Data about app and page elements
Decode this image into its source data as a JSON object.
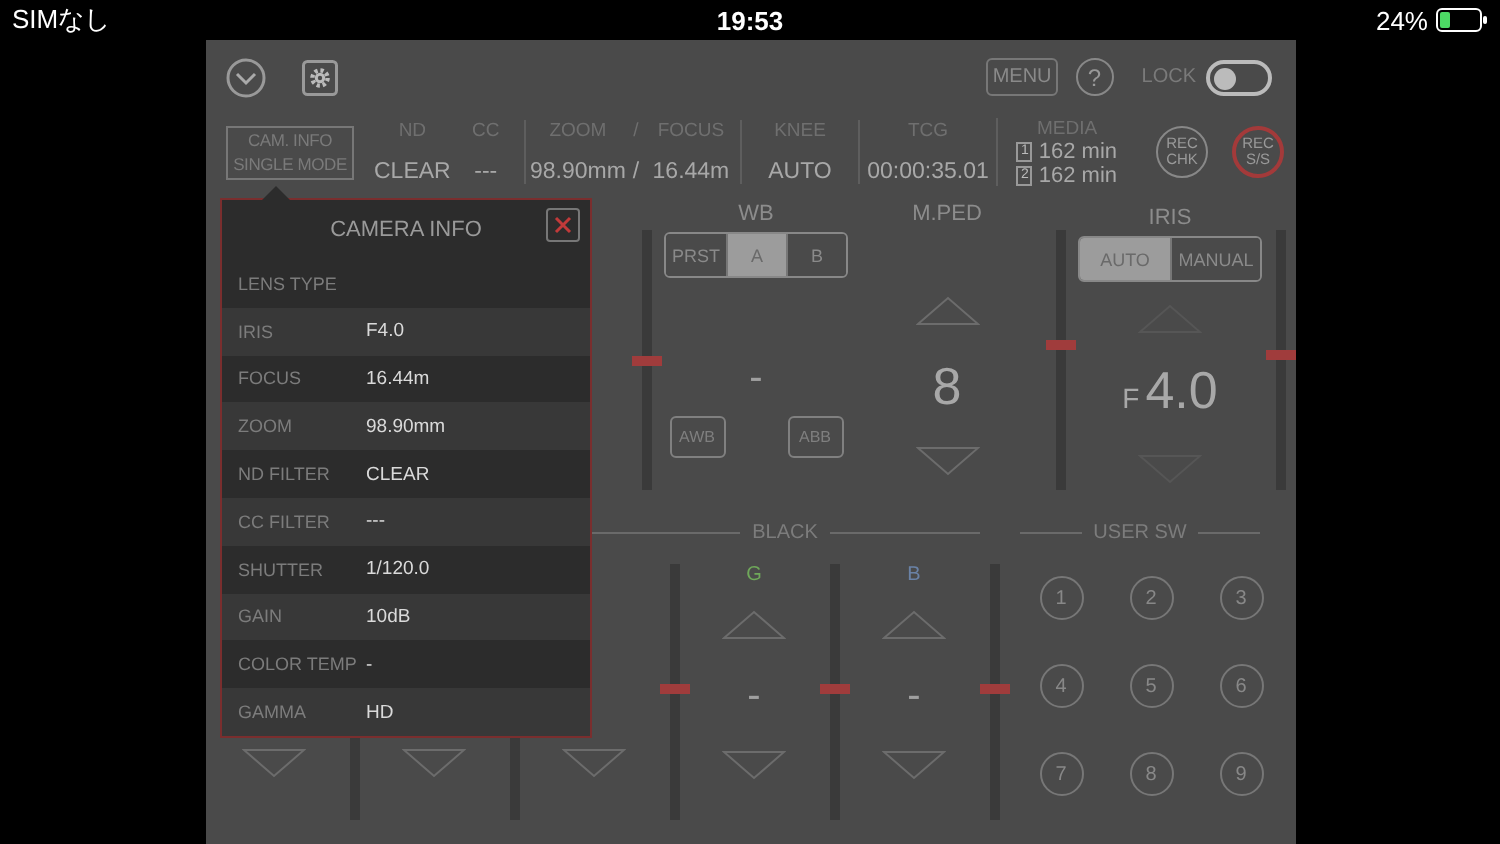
{
  "status_bar": {
    "carrier": "SIMなし",
    "time": "19:53",
    "battery": "24%"
  },
  "toolbar": {
    "menu": "MENU",
    "help": "?",
    "lock": {
      "label": "LOCK",
      "on": false
    }
  },
  "info_bar": {
    "cam_info": [
      "CAM. INFO",
      "SINGLE MODE"
    ],
    "groups": [
      {
        "items": [
          {
            "label": "ND",
            "value": "CLEAR"
          },
          {
            "label": "CC",
            "value": "---"
          }
        ]
      },
      {
        "items": [
          {
            "label": "ZOOM",
            "value": "98.90mm"
          },
          {
            "label": "/",
            "value": "/"
          },
          {
            "label": "FOCUS",
            "value": "16.44m"
          }
        ]
      },
      {
        "items": [
          {
            "label": "KNEE",
            "value": "AUTO"
          }
        ]
      },
      {
        "items": [
          {
            "label": "TCG",
            "value": "00:00:35.01"
          }
        ]
      }
    ],
    "media": {
      "label": "MEDIA",
      "slots": [
        {
          "slot": "1",
          "remaining": "162 min"
        },
        {
          "slot": "2",
          "remaining": "162 min"
        }
      ]
    },
    "rec_buttons": [
      {
        "lines": [
          "REC",
          "CHK"
        ],
        "highlighted": false
      },
      {
        "lines": [
          "REC",
          "S/S"
        ],
        "highlighted": true
      }
    ]
  },
  "wb": {
    "title": "WB",
    "modes": [
      {
        "label": "PRST",
        "selected": false
      },
      {
        "label": "A",
        "selected": true
      },
      {
        "label": "B",
        "selected": false
      }
    ],
    "value": "-",
    "buttons": [
      "AWB",
      "ABB"
    ],
    "level": 0.5
  },
  "mped": {
    "title": "M.PED",
    "value": "8"
  },
  "iris": {
    "title": "IRIS",
    "modes": [
      {
        "label": "AUTO",
        "selected": true
      },
      {
        "label": "MANUAL",
        "selected": false
      }
    ],
    "prefix": "F",
    "value": "4.0",
    "level": 0.56,
    "side_slider": {
      "level": 0.52
    }
  },
  "black": {
    "title": "BLACK",
    "columns": [
      {
        "kind": "covered"
      },
      {
        "kind": "covered"
      },
      {
        "kind": "covered",
        "level": 0.51
      },
      {
        "kind": "channel",
        "label": "G",
        "color": "#6fa85a",
        "value": "-",
        "level": 0.51
      },
      {
        "kind": "channel",
        "label": "B",
        "color": "#6a82a6",
        "value": "-",
        "level": 0.51
      }
    ]
  },
  "user_sw": {
    "title": "USER SW",
    "buttons": [
      "1",
      "2",
      "3",
      "4",
      "5",
      "6",
      "7",
      "8",
      "9"
    ]
  },
  "camera_info": {
    "title": "CAMERA INFO",
    "rows": [
      {
        "label": "LENS TYPE"
      },
      {
        "label": "IRIS",
        "value": "F4.0"
      },
      {
        "label": "FOCUS",
        "value": "16.44m"
      },
      {
        "label": "ZOOM",
        "value": "98.90mm"
      },
      {
        "label": "ND FILTER",
        "value": "CLEAR"
      },
      {
        "label": "CC FILTER",
        "value": "---"
      },
      {
        "label": "SHUTTER",
        "value": "1/120.0"
      },
      {
        "label": "GAIN",
        "value": "10dB"
      },
      {
        "label": "COLOR TEMP",
        "value": "-"
      },
      {
        "label": "GAMMA",
        "value": "HD"
      }
    ]
  }
}
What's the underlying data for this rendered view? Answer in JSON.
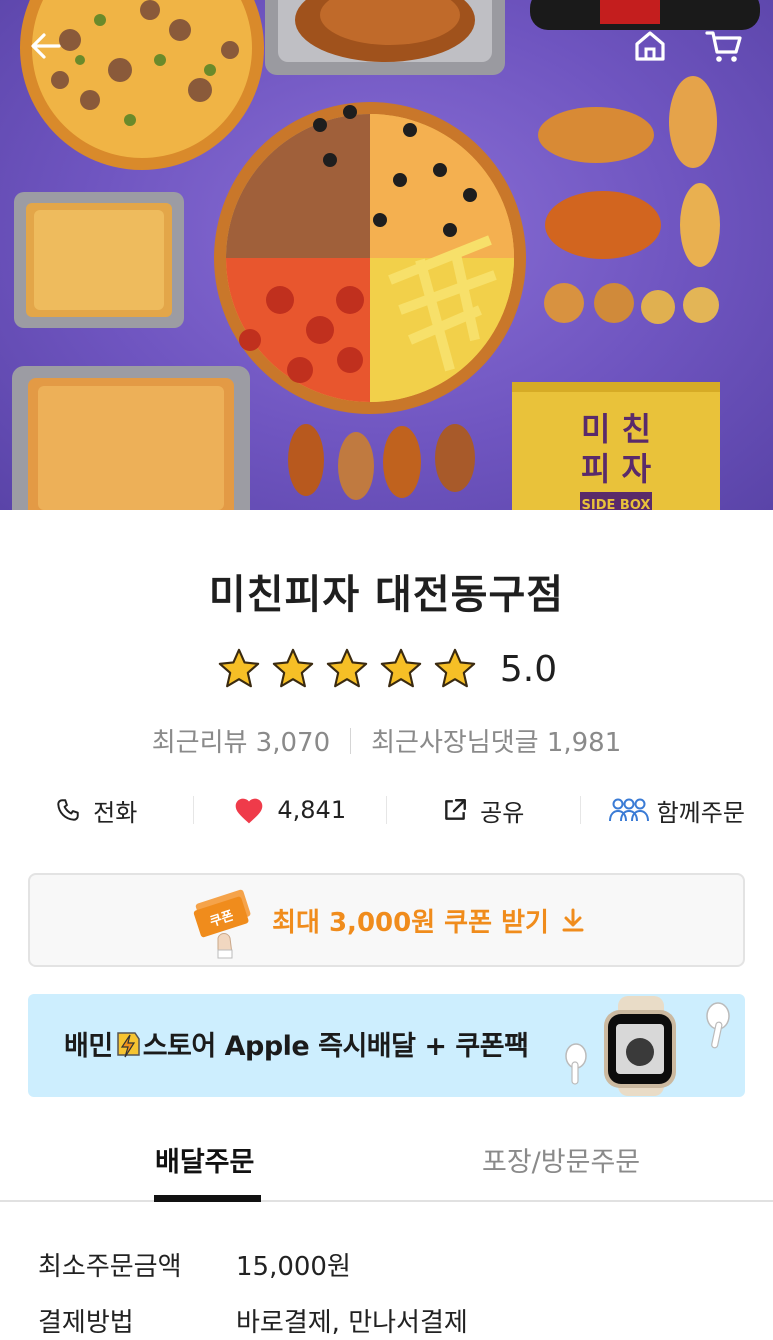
{
  "header": {
    "back_icon": "arrow-left-icon",
    "home_icon": "home-icon",
    "cart_icon": "cart-icon"
  },
  "hero": {
    "box_line1": "미 친",
    "box_line2": "피 자",
    "box_tag": "SIDE BOX"
  },
  "store": {
    "name": "미친피자 대전동구점",
    "rating": "5.0",
    "rating_stars": 5,
    "recent_reviews": "최근리뷰 3,070",
    "owner_replies": "최근사장님댓글 1,981"
  },
  "actions": [
    {
      "icon": "phone-icon",
      "label": "전화"
    },
    {
      "icon": "heart-icon",
      "label": "4,841"
    },
    {
      "icon": "share-icon",
      "label": "공유"
    },
    {
      "icon": "group-order-icon",
      "label": "함께주문"
    }
  ],
  "coupon": {
    "label": "최대 3,000원 쿠폰 받기",
    "ticket_text": "쿠폰"
  },
  "banner": {
    "text_pre": "배민",
    "text_post": "스토어 Apple 즉시배달 + 쿠폰팩"
  },
  "tabs": [
    {
      "label": "배달주문"
    },
    {
      "label": "포장/방문주문"
    }
  ],
  "info": [
    {
      "label": "최소주문금액",
      "value": "15,000원"
    },
    {
      "label": "결제방법",
      "value": "바로결제, 만나서결제"
    }
  ],
  "colors": {
    "accent": "#f08c1c",
    "heart": "#ef3b4a",
    "star": "#f6bf26",
    "banner_bg": "#cdeefe",
    "hero_bg": "#6f55c0"
  }
}
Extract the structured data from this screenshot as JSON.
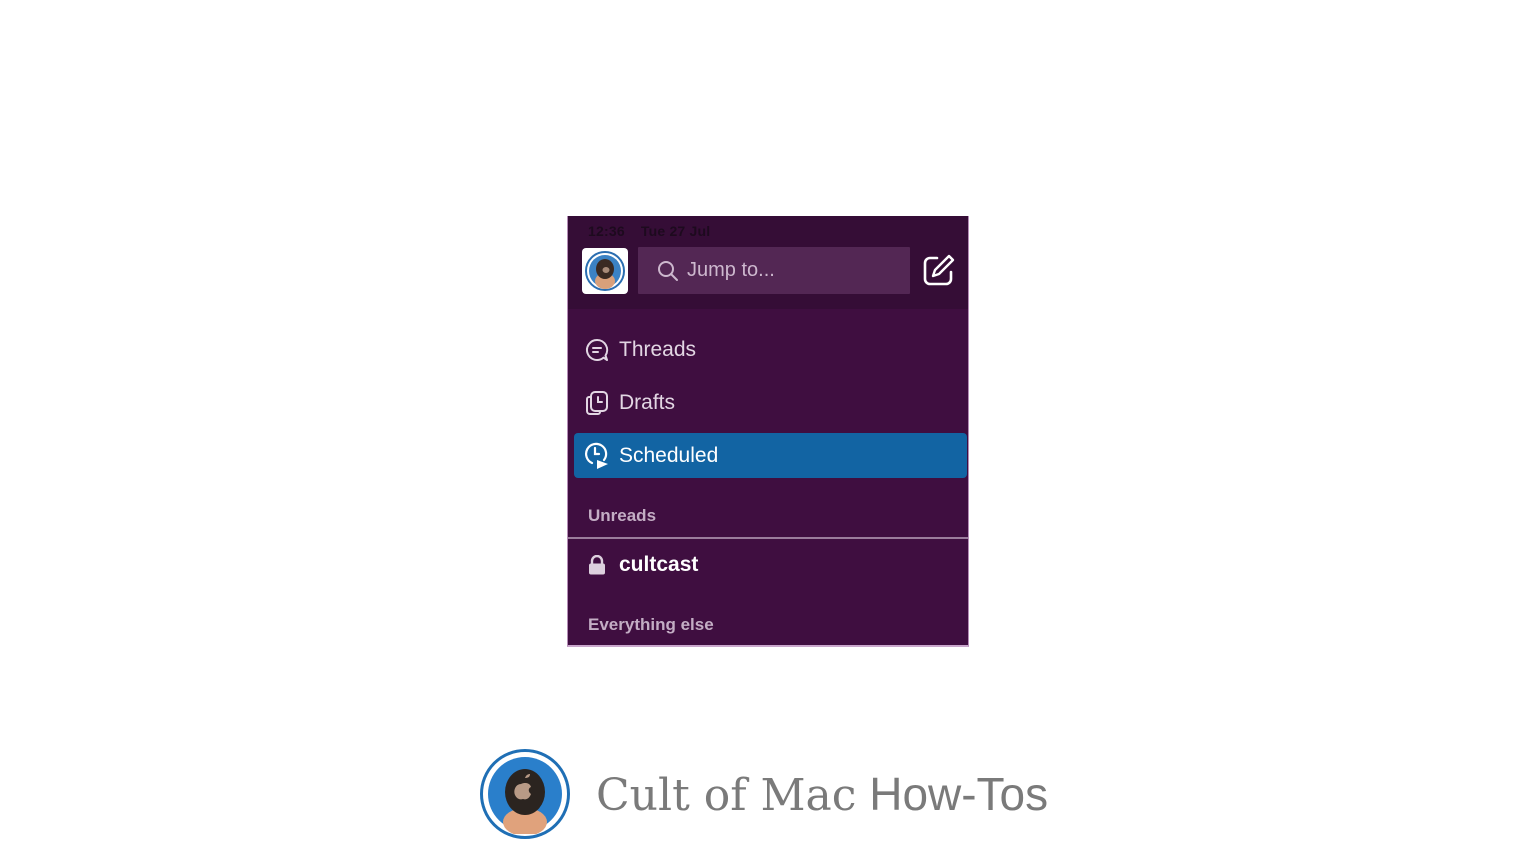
{
  "status_bar": {
    "time": "12:36",
    "date": "Tue 27 Jul"
  },
  "header": {
    "search_placeholder": "Jump to...",
    "icons": {
      "avatar": "user-avatar",
      "search": "search-icon",
      "compose": "compose-icon"
    }
  },
  "nav": {
    "items": [
      {
        "label": "Threads",
        "icon": "threads-icon",
        "active": false
      },
      {
        "label": "Drafts",
        "icon": "drafts-icon",
        "active": false
      },
      {
        "label": "Scheduled",
        "icon": "scheduled-icon",
        "active": true
      }
    ]
  },
  "sections": {
    "unreads": "Unreads",
    "everything_else": "Everything else"
  },
  "channels": [
    {
      "name": "cultcast",
      "icon": "lock-icon",
      "private": true
    }
  ],
  "colors": {
    "sidebar_bg": "#3f0e40",
    "header_bg": "#350d36",
    "active_item": "#1264a3",
    "search_bg": "#532754"
  },
  "brand": {
    "name_strong": "Cult of Mac",
    "name_light": "How-Tos"
  }
}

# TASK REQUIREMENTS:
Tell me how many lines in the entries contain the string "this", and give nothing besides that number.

# THE ANSWER:
3